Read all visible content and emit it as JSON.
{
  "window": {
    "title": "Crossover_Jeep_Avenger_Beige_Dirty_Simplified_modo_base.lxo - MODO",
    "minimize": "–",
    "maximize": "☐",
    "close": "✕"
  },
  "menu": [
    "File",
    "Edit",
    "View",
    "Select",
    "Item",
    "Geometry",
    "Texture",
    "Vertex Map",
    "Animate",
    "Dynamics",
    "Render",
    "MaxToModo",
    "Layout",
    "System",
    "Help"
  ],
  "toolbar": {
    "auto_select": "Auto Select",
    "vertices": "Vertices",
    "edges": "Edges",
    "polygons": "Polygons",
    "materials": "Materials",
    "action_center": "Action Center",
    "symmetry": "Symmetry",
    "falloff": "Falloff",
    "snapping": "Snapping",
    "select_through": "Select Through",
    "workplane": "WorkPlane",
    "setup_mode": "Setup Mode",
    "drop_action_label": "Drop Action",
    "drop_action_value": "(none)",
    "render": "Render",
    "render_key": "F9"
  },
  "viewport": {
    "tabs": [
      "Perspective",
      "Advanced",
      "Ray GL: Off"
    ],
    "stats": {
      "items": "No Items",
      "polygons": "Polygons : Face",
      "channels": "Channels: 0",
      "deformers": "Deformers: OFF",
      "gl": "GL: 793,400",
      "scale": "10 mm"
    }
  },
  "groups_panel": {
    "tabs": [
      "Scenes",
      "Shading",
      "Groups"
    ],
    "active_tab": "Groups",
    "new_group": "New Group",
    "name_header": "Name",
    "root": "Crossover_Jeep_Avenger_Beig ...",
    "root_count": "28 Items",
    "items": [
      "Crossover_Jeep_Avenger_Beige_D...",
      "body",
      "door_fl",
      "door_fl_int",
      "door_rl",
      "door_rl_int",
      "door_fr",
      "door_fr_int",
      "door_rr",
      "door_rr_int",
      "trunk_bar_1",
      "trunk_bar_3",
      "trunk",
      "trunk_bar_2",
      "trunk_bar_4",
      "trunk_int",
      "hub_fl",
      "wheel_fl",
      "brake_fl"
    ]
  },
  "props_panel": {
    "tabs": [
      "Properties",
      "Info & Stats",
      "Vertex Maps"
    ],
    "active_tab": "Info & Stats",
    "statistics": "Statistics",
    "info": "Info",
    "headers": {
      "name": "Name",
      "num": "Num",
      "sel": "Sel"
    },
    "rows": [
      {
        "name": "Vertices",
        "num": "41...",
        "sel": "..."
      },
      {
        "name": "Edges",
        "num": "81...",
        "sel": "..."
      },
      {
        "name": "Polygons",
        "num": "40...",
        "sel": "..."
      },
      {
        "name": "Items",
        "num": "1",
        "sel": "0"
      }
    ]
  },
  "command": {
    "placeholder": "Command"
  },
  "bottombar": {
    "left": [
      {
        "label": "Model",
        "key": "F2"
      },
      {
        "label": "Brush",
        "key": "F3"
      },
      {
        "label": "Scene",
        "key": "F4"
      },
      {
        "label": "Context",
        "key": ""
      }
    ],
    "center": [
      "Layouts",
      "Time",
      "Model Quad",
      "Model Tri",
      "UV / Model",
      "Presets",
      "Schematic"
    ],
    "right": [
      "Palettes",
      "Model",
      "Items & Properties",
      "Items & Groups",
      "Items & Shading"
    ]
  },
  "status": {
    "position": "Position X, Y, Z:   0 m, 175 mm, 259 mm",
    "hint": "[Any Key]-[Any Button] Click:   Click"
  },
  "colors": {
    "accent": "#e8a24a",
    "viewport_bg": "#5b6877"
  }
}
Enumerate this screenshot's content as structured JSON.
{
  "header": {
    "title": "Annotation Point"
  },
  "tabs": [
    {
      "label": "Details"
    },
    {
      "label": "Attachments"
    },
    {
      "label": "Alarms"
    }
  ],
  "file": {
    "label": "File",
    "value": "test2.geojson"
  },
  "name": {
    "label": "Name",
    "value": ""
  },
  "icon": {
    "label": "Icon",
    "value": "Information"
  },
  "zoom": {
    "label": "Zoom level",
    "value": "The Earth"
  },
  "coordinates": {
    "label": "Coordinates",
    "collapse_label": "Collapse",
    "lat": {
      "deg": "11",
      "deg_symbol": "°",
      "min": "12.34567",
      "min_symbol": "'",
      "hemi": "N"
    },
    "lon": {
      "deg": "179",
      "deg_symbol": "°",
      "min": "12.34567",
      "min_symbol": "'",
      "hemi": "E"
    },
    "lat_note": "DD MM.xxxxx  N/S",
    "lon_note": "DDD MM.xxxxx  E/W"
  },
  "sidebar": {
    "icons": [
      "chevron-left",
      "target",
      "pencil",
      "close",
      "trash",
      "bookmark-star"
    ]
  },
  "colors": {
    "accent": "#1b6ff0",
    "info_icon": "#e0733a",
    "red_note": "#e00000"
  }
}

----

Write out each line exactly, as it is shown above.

Read all visible content and emit it as JSON.
{
  "window": {
    "title": "Crossover_Jeep_Avenger_Beige_Dirty_Simplified_modo_base.lxo - MODO",
    "minimize": "–",
    "maximize": "☐",
    "close": "✕"
  },
  "menu": [
    "File",
    "Edit",
    "View",
    "Select",
    "Item",
    "Geometry",
    "Texture",
    "Vertex Map",
    "Animate",
    "Dynamics",
    "Render",
    "MaxToModo",
    "Layout",
    "System",
    "Help"
  ],
  "toolbar": {
    "auto_select": "Auto Select",
    "vertices": "Vertices",
    "edges": "Edges",
    "polygons": "Polygons",
    "materials": "Materials",
    "action_center": "Action Center",
    "symmetry": "Symmetry",
    "falloff": "Falloff",
    "snapping": "Snapping",
    "select_through": "Select Through",
    "workplane": "WorkPlane",
    "setup_mode": "Setup Mode",
    "drop_action_label": "Drop Action",
    "drop_action_value": "(none)",
    "render": "Render",
    "render_key": "F9"
  },
  "viewport": {
    "tabs": [
      "Perspective",
      "Advanced",
      "Ray GL: Off"
    ],
    "stats": {
      "items": "No Items",
      "polygons": "Polygons : Face",
      "channels": "Channels: 0",
      "deformers": "Deformers: OFF",
      "gl": "GL: 793,400",
      "scale": "10 mm"
    }
  },
  "groups_panel": {
    "tabs": [
      "Scenes",
      "Shading",
      "Groups"
    ],
    "active_tab": "Groups",
    "new_group": "New Group",
    "name_header": "Name",
    "root": "Crossover_Jeep_Avenger_Beig ...",
    "root_count": "28 Items",
    "items": [
      "Crossover_Jeep_Avenger_Beige_D...",
      "body",
      "door_fl",
      "door_fl_int",
      "door_rl",
      "door_rl_int",
      "door_fr",
      "door_fr_int",
      "door_rr",
      "door_rr_int",
      "trunk_bar_1",
      "trunk_bar_3",
      "trunk",
      "trunk_bar_2",
      "trunk_bar_4",
      "trunk_int",
      "hub_fl",
      "wheel_fl",
      "brake_fl"
    ]
  },
  "props_panel": {
    "tabs": [
      "Properties",
      "Info & Stats",
      "Vertex Maps"
    ],
    "active_tab": "Info & Stats",
    "statistics": "Statistics",
    "info": "Info",
    "headers": {
      "name": "Name",
      "num": "Num",
      "sel": "Sel"
    },
    "rows": [
      {
        "name": "Vertices",
        "num": "41...",
        "sel": "..."
      },
      {
        "name": "Edges",
        "num": "81...",
        "sel": "..."
      },
      {
        "name": "Polygons",
        "num": "40...",
        "sel": "..."
      },
      {
        "name": "Items",
        "num": "1",
        "sel": "0"
      }
    ]
  },
  "command": {
    "placeholder": "Command"
  },
  "bottombar": {
    "left": [
      {
        "label": "Model",
        "key": "F2"
      },
      {
        "label": "Brush",
        "key": "F3"
      },
      {
        "label": "Scene",
        "key": "F4"
      },
      {
        "label": "Context",
        "key": ""
      }
    ],
    "center": [
      "Layouts",
      "Time",
      "Model Quad",
      "Model Tri",
      "UV / Model",
      "Presets",
      "Schematic"
    ],
    "right": [
      "Palettes",
      "Model",
      "Items & Properties",
      "Items & Groups",
      "Items & Shading"
    ]
  },
  "status": {
    "position": "Position X, Y, Z:   0 m, 175 mm, 259 mm",
    "hint": "[Any Key]-[Any Button] Click:   Click"
  },
  "colors": {
    "accent": "#e8a24a",
    "viewport_bg": "#5b6877"
  }
}
Enumerate this screenshot's content as structured JSON.
{
  "header": {
    "title": "Annotation Point"
  },
  "tabs": [
    {
      "label": "Details"
    },
    {
      "label": "Attachments"
    },
    {
      "label": "Alarms"
    }
  ],
  "file": {
    "label": "File",
    "value": "test2.geojson"
  },
  "name": {
    "label": "Name",
    "value": ""
  },
  "icon": {
    "label": "Icon",
    "value": "Information"
  },
  "zoom": {
    "label": "Zoom level",
    "value": "The Earth"
  },
  "coordinates": {
    "label": "Coordinates",
    "collapse_label": "Collapse",
    "lat": {
      "deg": "11",
      "deg_symbol": "°",
      "min": "12.34567",
      "min_symbol": "'",
      "hemi": "N"
    },
    "lon": {
      "deg": "179",
      "deg_symbol": "°",
      "min": "12.34567",
      "min_symbol": "'",
      "hemi": "E"
    },
    "lat_note": "DD MM.xxxxx  N/S",
    "lon_note": "DDD MM.xxxxx  E/W"
  },
  "sidebar": {
    "icons": [
      "chevron-left",
      "target",
      "pencil",
      "close",
      "trash",
      "bookmark-star"
    ]
  },
  "colors": {
    "accent": "#1b6ff0",
    "info_icon": "#e0733a",
    "red_note": "#e00000"
  }
}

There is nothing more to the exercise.